In the past two years no less than five complex cyber attacks have affected critical national infrastructure sites around the Gulf, said Dan Jeffery, head of the commercial sector at Detica, a subsidiary of the British defence, security and aerospace company BAE Systems.
"The reported attacks are only the tip of the iceberg," said Mr Jeffery in a lecture yesterday at the three-day Technology, Aerospace and Cyber Security Expo at Khalifa University.
"There are many more unreported attacks that are kept under wraps to keep reputations intact and even more undetected ones."
In August, Qatar's RasGas, one of the world's largest producers of natural gas, and Saudi Aramco were victims of complex cyber attacks by a group calling itself the Cutting Sword of Justice.
"Such threats can come from individual actors, organised crime groups who seek financial gain, patriotic groups who are not state-sponsored, state-sponsored groups and ideological groups like the Cutting Sword of Justice," said Mr Jeffery.
The viruses, also known as malware, are designed to steal secrets, wipe data, shut down corporate computers and even sabotage nuclear power plants.
In June 2010, the Stuxnet virus shut down centrifuges at Iran's Natanz uranium-enrichment plant.

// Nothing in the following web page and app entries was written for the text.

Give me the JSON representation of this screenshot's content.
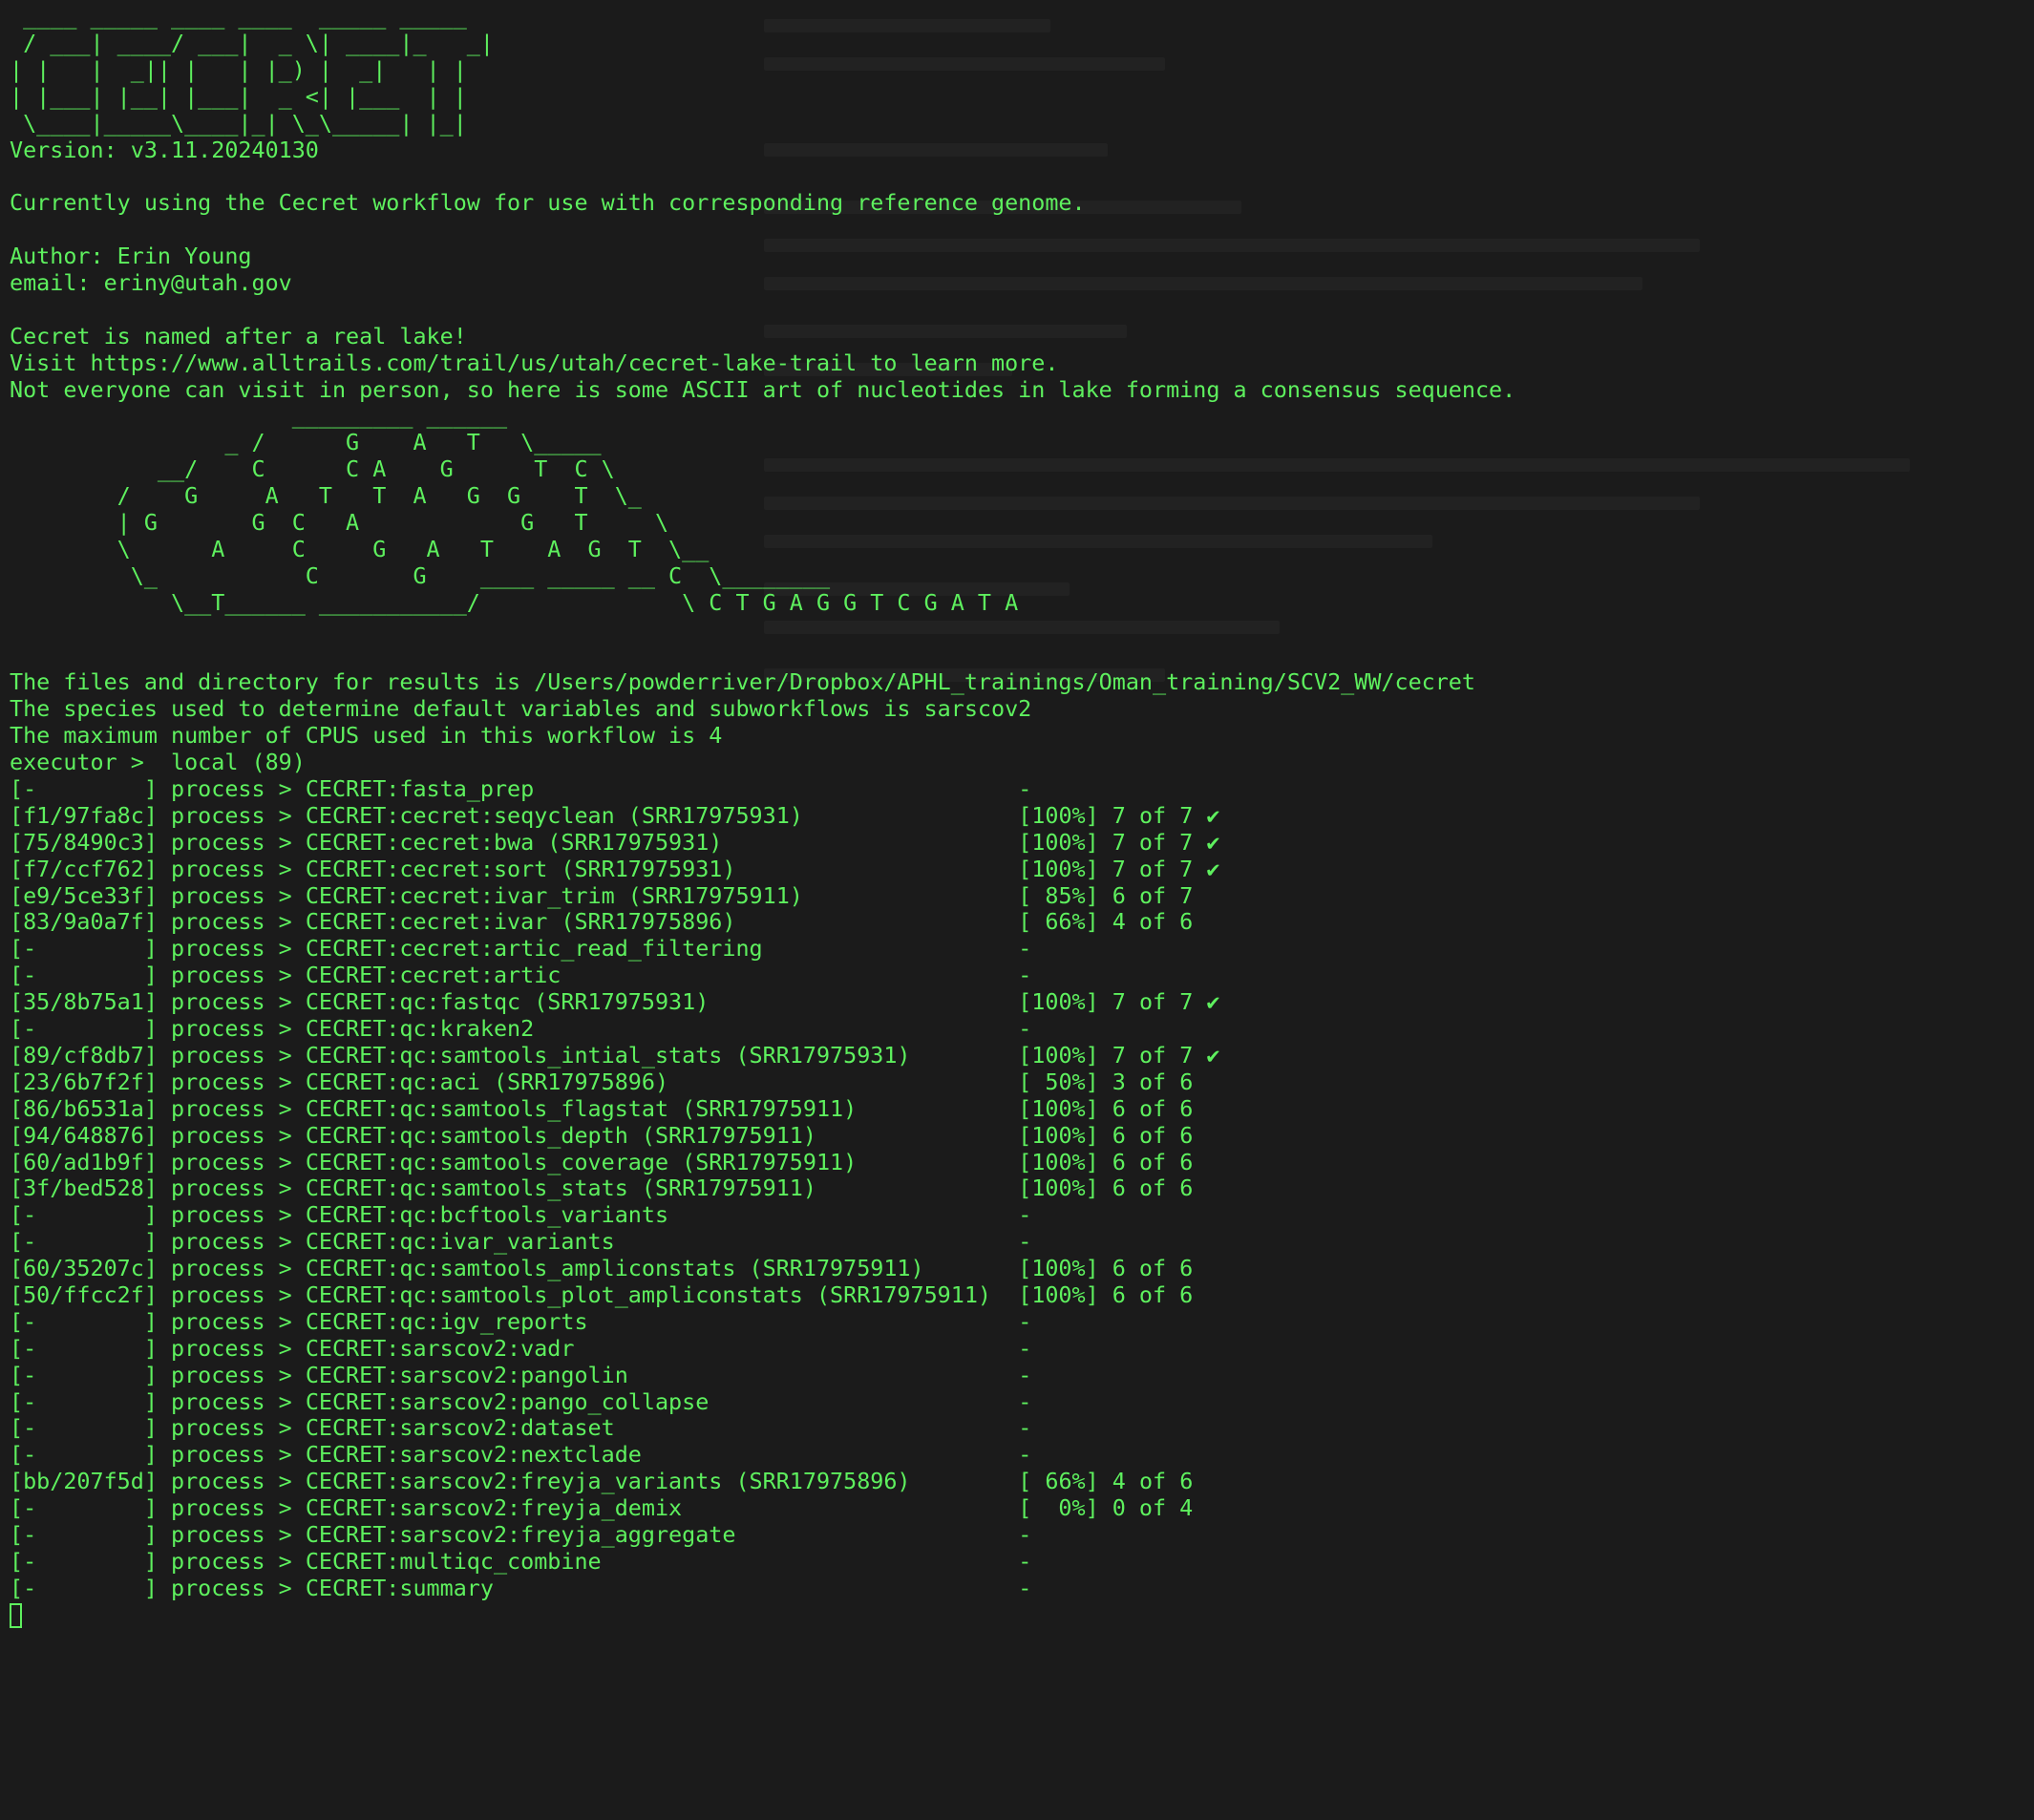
{
  "colors": {
    "background": "#1b1b1b",
    "foreground": "#5ef05e"
  },
  "banner_art": " ____ _____ ____ ____  _____ _____\n / ___| ____/ ___|  _ \\| ____|_   _|\n| |   |  _|| |   | |_) |  _|   | |\n| |___| |__| |___|  _ <| |___  | |\n \\____|_____\\____|_| \\_\\_____| |_|",
  "header": {
    "version": "Version: v3.11.20240130",
    "usage": "Currently using the Cecret workflow for use with corresponding reference genome.",
    "author": "Author: Erin Young",
    "email": "email: eriny@utah.gov",
    "lake_1": "Cecret is named after a real lake!",
    "lake_2": "Visit https://www.alltrails.com/trail/us/utah/cecret-lake-trail to learn more.",
    "lake_3": "Not everyone can visit in person, so here is some ASCII art of nucleotides in lake forming a consensus sequence."
  },
  "lake_art": "                     _________ ______\n                _ /      G    A   T   \\_____\n           __/    C      C A    G      T  C \\\n        /    G     A   T   T  A   G  G    T  \\_\n        | G       G  C   A            G   T     \\\n        \\      A     C     G   A   T    A  G  T  \\__\n         \\_           C       G    ____ _____ __ C  \\________\n            \\__T______ ___________/               \\ C T G A G G T C G A T A",
  "info": {
    "results_dir": "The files and directory for results is /Users/powderriver/Dropbox/APHL_trainings/Oman_training/SCV2_WW/cecret",
    "species": "The species used to determine default variables and subworkflows is sarscov2",
    "cpus": "The maximum number of CPUS used in this workflow is 4",
    "executor": "executor >  local (89)"
  },
  "processes": [
    {
      "hash": "[-        ]",
      "name": "CECRET:fasta_prep",
      "progress": "-",
      "check": ""
    },
    {
      "hash": "[f1/97fa8c]",
      "name": "CECRET:cecret:seqyclean (SRR17975931)",
      "progress": "[100%] 7 of 7",
      "check": "✔"
    },
    {
      "hash": "[75/8490c3]",
      "name": "CECRET:cecret:bwa (SRR17975931)",
      "progress": "[100%] 7 of 7",
      "check": "✔"
    },
    {
      "hash": "[f7/ccf762]",
      "name": "CECRET:cecret:sort (SRR17975931)",
      "progress": "[100%] 7 of 7",
      "check": "✔"
    },
    {
      "hash": "[e9/5ce33f]",
      "name": "CECRET:cecret:ivar_trim (SRR17975911)",
      "progress": "[ 85%] 6 of 7",
      "check": ""
    },
    {
      "hash": "[83/9a0a7f]",
      "name": "CECRET:cecret:ivar (SRR17975896)",
      "progress": "[ 66%] 4 of 6",
      "check": ""
    },
    {
      "hash": "[-        ]",
      "name": "CECRET:cecret:artic_read_filtering",
      "progress": "-",
      "check": ""
    },
    {
      "hash": "[-        ]",
      "name": "CECRET:cecret:artic",
      "progress": "-",
      "check": ""
    },
    {
      "hash": "[35/8b75a1]",
      "name": "CECRET:qc:fastqc (SRR17975931)",
      "progress": "[100%] 7 of 7",
      "check": "✔"
    },
    {
      "hash": "[-        ]",
      "name": "CECRET:qc:kraken2",
      "progress": "-",
      "check": ""
    },
    {
      "hash": "[89/cf8db7]",
      "name": "CECRET:qc:samtools_intial_stats (SRR17975931)",
      "progress": "[100%] 7 of 7",
      "check": "✔"
    },
    {
      "hash": "[23/6b7f2f]",
      "name": "CECRET:qc:aci (SRR17975896)",
      "progress": "[ 50%] 3 of 6",
      "check": ""
    },
    {
      "hash": "[86/b6531a]",
      "name": "CECRET:qc:samtools_flagstat (SRR17975911)",
      "progress": "[100%] 6 of 6",
      "check": ""
    },
    {
      "hash": "[94/648876]",
      "name": "CECRET:qc:samtools_depth (SRR17975911)",
      "progress": "[100%] 6 of 6",
      "check": ""
    },
    {
      "hash": "[60/ad1b9f]",
      "name": "CECRET:qc:samtools_coverage (SRR17975911)",
      "progress": "[100%] 6 of 6",
      "check": ""
    },
    {
      "hash": "[3f/bed528]",
      "name": "CECRET:qc:samtools_stats (SRR17975911)",
      "progress": "[100%] 6 of 6",
      "check": ""
    },
    {
      "hash": "[-        ]",
      "name": "CECRET:qc:bcftools_variants",
      "progress": "-",
      "check": ""
    },
    {
      "hash": "[-        ]",
      "name": "CECRET:qc:ivar_variants",
      "progress": "-",
      "check": ""
    },
    {
      "hash": "[60/35207c]",
      "name": "CECRET:qc:samtools_ampliconstats (SRR17975911)",
      "progress": "[100%] 6 of 6",
      "check": ""
    },
    {
      "hash": "[50/ffcc2f]",
      "name": "CECRET:qc:samtools_plot_ampliconstats (SRR17975911)",
      "progress": "[100%] 6 of 6",
      "check": ""
    },
    {
      "hash": "[-        ]",
      "name": "CECRET:qc:igv_reports",
      "progress": "-",
      "check": ""
    },
    {
      "hash": "[-        ]",
      "name": "CECRET:sarscov2:vadr",
      "progress": "-",
      "check": ""
    },
    {
      "hash": "[-        ]",
      "name": "CECRET:sarscov2:pangolin",
      "progress": "-",
      "check": ""
    },
    {
      "hash": "[-        ]",
      "name": "CECRET:sarscov2:pango_collapse",
      "progress": "-",
      "check": ""
    },
    {
      "hash": "[-        ]",
      "name": "CECRET:sarscov2:dataset",
      "progress": "-",
      "check": ""
    },
    {
      "hash": "[-        ]",
      "name": "CECRET:sarscov2:nextclade",
      "progress": "-",
      "check": ""
    },
    {
      "hash": "[bb/207f5d]",
      "name": "CECRET:sarscov2:freyja_variants (SRR17975896)",
      "progress": "[ 66%] 4 of 6",
      "check": ""
    },
    {
      "hash": "[-        ]",
      "name": "CECRET:sarscov2:freyja_demix",
      "progress": "[  0%] 0 of 4",
      "check": ""
    },
    {
      "hash": "[-        ]",
      "name": "CECRET:sarscov2:freyja_aggregate",
      "progress": "-",
      "check": ""
    },
    {
      "hash": "[-        ]",
      "name": "CECRET:multiqc_combine",
      "progress": "-",
      "check": ""
    },
    {
      "hash": "[-        ]",
      "name": "CECRET:summary",
      "progress": "-",
      "check": ""
    }
  ]
}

And in September last year, the Duqu stole data for surveillance.
"Such a virus deletes itself and is untraceable," Mr Jeffery said.
The Mahdi trojan, which has affected the UAE this year, records keystrokes, screenshots and audio and steals text and image files.
It has infected computers primarily in Iran, Israel, Afghanistan, the UAE and Saudi Arabia, including systems used by critical infrastructure companies, government embassies and financial services firms.
"According to a Booz and Co report, the UAE is ranked first in the Middle East and North Africa in regards to cybersecurity infrastructure," said Mr Jeffery.
"However, what is needed is to keep feeding the manpower in the cybersecurity field by educating more Emiratis in it to keep track of this rapidly growing and evolving threat."
BAE Systems is looking to partner with UAE universities and firms to help increase expertise locally, said Simon Jewell, a senior executive at the company.
"We recognise that you have to look at the educational skills and knowledge and to develop a relationship to encourage people to develop further in these areas of technology," Mr Jewell said. "This is the first meaningful experience between Khalifa University and BAE Systems and we hope to see more activities in the future in the UAE."